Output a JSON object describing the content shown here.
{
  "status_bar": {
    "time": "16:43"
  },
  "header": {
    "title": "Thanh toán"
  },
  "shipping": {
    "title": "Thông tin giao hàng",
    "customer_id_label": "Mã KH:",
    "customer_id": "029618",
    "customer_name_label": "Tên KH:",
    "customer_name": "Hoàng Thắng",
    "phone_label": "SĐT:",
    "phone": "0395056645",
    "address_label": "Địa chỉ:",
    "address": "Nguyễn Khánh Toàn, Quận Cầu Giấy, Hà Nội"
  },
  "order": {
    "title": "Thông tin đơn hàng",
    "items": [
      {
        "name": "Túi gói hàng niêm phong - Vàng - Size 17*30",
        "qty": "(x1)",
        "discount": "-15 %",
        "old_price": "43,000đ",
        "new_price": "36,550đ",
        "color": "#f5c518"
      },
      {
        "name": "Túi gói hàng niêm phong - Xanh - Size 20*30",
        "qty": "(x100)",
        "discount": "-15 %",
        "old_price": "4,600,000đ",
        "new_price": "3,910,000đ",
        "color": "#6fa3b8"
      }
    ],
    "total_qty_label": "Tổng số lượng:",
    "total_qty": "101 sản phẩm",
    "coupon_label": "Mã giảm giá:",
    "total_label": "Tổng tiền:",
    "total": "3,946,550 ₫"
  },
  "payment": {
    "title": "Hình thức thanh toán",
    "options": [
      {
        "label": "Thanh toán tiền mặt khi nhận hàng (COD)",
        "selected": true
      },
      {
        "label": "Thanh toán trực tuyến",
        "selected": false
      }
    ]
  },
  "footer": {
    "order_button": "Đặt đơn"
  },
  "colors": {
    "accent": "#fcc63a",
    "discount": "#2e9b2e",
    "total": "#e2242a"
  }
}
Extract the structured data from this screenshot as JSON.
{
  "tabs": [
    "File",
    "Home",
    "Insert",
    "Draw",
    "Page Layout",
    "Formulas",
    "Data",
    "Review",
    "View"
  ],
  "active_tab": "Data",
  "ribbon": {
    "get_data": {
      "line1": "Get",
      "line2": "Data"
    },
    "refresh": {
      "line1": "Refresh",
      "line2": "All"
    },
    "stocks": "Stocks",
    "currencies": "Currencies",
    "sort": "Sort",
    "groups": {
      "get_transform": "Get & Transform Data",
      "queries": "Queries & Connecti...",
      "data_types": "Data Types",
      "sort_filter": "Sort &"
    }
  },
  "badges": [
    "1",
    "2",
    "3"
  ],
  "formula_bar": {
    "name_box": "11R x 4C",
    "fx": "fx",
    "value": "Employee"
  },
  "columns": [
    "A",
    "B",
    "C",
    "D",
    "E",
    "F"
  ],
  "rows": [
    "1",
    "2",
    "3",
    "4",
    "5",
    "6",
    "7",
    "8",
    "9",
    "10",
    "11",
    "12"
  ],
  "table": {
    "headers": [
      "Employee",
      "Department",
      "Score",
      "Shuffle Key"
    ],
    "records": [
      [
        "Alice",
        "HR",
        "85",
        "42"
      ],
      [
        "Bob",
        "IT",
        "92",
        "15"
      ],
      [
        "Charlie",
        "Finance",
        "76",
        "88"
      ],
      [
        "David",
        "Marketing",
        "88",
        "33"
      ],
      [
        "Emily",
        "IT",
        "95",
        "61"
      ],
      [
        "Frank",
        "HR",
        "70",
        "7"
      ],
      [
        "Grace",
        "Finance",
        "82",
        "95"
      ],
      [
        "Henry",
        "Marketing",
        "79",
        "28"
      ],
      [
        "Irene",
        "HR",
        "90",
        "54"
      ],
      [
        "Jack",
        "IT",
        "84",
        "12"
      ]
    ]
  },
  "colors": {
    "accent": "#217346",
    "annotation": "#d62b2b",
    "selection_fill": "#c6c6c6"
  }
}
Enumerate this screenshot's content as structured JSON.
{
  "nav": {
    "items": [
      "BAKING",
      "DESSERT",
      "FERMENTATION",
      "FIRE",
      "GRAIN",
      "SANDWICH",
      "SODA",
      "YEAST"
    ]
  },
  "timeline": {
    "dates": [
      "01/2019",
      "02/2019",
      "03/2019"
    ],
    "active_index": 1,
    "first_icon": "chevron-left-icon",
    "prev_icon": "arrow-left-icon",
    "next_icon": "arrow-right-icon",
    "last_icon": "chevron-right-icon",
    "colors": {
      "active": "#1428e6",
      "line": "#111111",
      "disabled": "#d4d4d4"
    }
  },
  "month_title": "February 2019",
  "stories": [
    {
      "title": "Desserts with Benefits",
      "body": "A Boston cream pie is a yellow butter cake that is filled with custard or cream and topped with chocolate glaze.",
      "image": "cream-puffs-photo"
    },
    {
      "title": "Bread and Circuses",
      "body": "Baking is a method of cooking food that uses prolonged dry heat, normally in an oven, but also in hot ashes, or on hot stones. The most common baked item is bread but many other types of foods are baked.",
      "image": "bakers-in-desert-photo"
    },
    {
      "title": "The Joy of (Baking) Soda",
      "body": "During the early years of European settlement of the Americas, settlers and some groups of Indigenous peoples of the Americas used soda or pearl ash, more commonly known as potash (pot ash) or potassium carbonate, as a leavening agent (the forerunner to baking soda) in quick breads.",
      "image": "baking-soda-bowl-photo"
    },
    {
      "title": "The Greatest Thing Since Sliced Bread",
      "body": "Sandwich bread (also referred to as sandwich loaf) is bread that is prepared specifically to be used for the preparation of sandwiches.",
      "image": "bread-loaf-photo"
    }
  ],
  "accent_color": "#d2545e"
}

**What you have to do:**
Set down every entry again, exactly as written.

**Result for this task:**
Output a JSON object describing the content shown here.
{
  "status_bar": {
    "time": "16:43"
  },
  "header": {
    "title": "Thanh toán"
  },
  "shipping": {
    "title": "Thông tin giao hàng",
    "customer_id_label": "Mã KH:",
    "customer_id": "029618",
    "customer_name_label": "Tên KH:",
    "customer_name": "Hoàng Thắng",
    "phone_label": "SĐT:",
    "phone": "0395056645",
    "address_label": "Địa chỉ:",
    "address": "Nguyễn Khánh Toàn, Quận Cầu Giấy, Hà Nội"
  },
  "order": {
    "title": "Thông tin đơn hàng",
    "items": [
      {
        "name": "Túi gói hàng niêm phong - Vàng - Size 17*30",
        "qty": "(x1)",
        "discount": "-15 %",
        "old_price": "43,000đ",
        "new_price": "36,550đ",
        "color": "#f5c518"
      },
      {
        "name": "Túi gói hàng niêm phong - Xanh - Size 20*30",
        "qty": "(x100)",
        "discount": "-15 %",
        "old_price": "4,600,000đ",
        "new_price": "3,910,000đ",
        "color": "#6fa3b8"
      }
    ],
    "total_qty_label": "Tổng số lượng:",
    "total_qty": "101 sản phẩm",
    "coupon_label": "Mã giảm giá:",
    "total_label": "Tổng tiền:",
    "total": "3,946,550 ₫"
  },
  "payment": {
    "title": "Hình thức thanh toán",
    "options": [
      {
        "label": "Thanh toán tiền mặt khi nhận hàng (COD)",
        "selected": true
      },
      {
        "label": "Thanh toán trực tuyến",
        "selected": false
      }
    ]
  },
  "footer": {
    "order_button": "Đặt đơn"
  },
  "colors": {
    "accent": "#fcc63a",
    "discount": "#2e9b2e",
    "total": "#e2242a"
  }
}
Extract the structured data from this screenshot as JSON.
{
  "tabs": [
    "File",
    "Home",
    "Insert",
    "Draw",
    "Page Layout",
    "Formulas",
    "Data",
    "Review",
    "View"
  ],
  "active_tab": "Data",
  "ribbon": {
    "get_data": {
      "line1": "Get",
      "line2": "Data"
    },
    "refresh": {
      "line1": "Refresh",
      "line2": "All"
    },
    "stocks": "Stocks",
    "currencies": "Currencies",
    "sort": "Sort",
    "groups": {
      "get_transform": "Get & Transform Data",
      "queries": "Queries & Connecti...",
      "data_types": "Data Types",
      "sort_filter": "Sort &"
    }
  },
  "badges": [
    "1",
    "2",
    "3"
  ],
  "formula_bar": {
    "name_box": "11R x 4C",
    "fx": "fx",
    "value": "Employee"
  },
  "columns": [
    "A",
    "B",
    "C",
    "D",
    "E",
    "F"
  ],
  "rows": [
    "1",
    "2",
    "3",
    "4",
    "5",
    "6",
    "7",
    "8",
    "9",
    "10",
    "11",
    "12"
  ],
  "table": {
    "headers": [
      "Employee",
      "Department",
      "Score",
      "Shuffle Key"
    ],
    "records": [
      [
        "Alice",
        "HR",
        "85",
        "42"
      ],
      [
        "Bob",
        "IT",
        "92",
        "15"
      ],
      [
        "Charlie",
        "Finance",
        "76",
        "88"
      ],
      [
        "David",
        "Marketing",
        "88",
        "33"
      ],
      [
        "Emily",
        "IT",
        "95",
        "61"
      ],
      [
        "Frank",
        "HR",
        "70",
        "7"
      ],
      [
        "Grace",
        "Finance",
        "82",
        "95"
      ],
      [
        "Henry",
        "Marketing",
        "79",
        "28"
      ],
      [
        "Irene",
        "HR",
        "90",
        "54"
      ],
      [
        "Jack",
        "IT",
        "84",
        "12"
      ]
    ]
  },
  "colors": {
    "accent": "#217346",
    "annotation": "#d62b2b",
    "selection_fill": "#c6c6c6"
  }
}
Enumerate this screenshot's content as structured JSON.
{
  "nav": {
    "items": [
      "BAKING",
      "DESSERT",
      "FERMENTATION",
      "FIRE",
      "GRAIN",
      "SANDWICH",
      "SODA",
      "YEAST"
    ]
  },
  "timeline": {
    "dates": [
      "01/2019",
      "02/2019",
      "03/2019"
    ],
    "active_index": 1,
    "first_icon": "chevron-left-icon",
    "prev_icon": "arrow-left-icon",
    "next_icon": "arrow-right-icon",
    "last_icon": "chevron-right-icon",
    "colors": {
      "active": "#1428e6",
      "line": "#111111",
      "disabled": "#d4d4d4"
    }
  },
  "month_title": "February 2019",
  "stories": [
    {
      "title": "Desserts with Benefits",
      "body": "A Boston cream pie is a yellow butter cake that is filled with custard or cream and topped with chocolate glaze.",
      "image": "cream-puffs-photo"
    },
    {
      "title": "Bread and Circuses",
      "body": "Baking is a method of cooking food that uses prolonged dry heat, normally in an oven, but also in hot ashes, or on hot stones. The most common baked item is bread but many other types of foods are baked.",
      "image": "bakers-in-desert-photo"
    },
    {
      "title": "The Joy of (Baking) Soda",
      "body": "During the early years of European settlement of the Americas, settlers and some groups of Indigenous peoples of the Americas used soda or pearl ash, more commonly known as potash (pot ash) or potassium carbonate, as a leavening agent (the forerunner to baking soda) in quick breads.",
      "image": "baking-soda-bowl-photo"
    },
    {
      "title": "The Greatest Thing Since Sliced Bread",
      "body": "Sandwich bread (also referred to as sandwich loaf) is bread that is prepared specifically to be used for the preparation of sandwiches.",
      "image": "bread-loaf-photo"
    }
  ],
  "accent_color": "#d2545e"
}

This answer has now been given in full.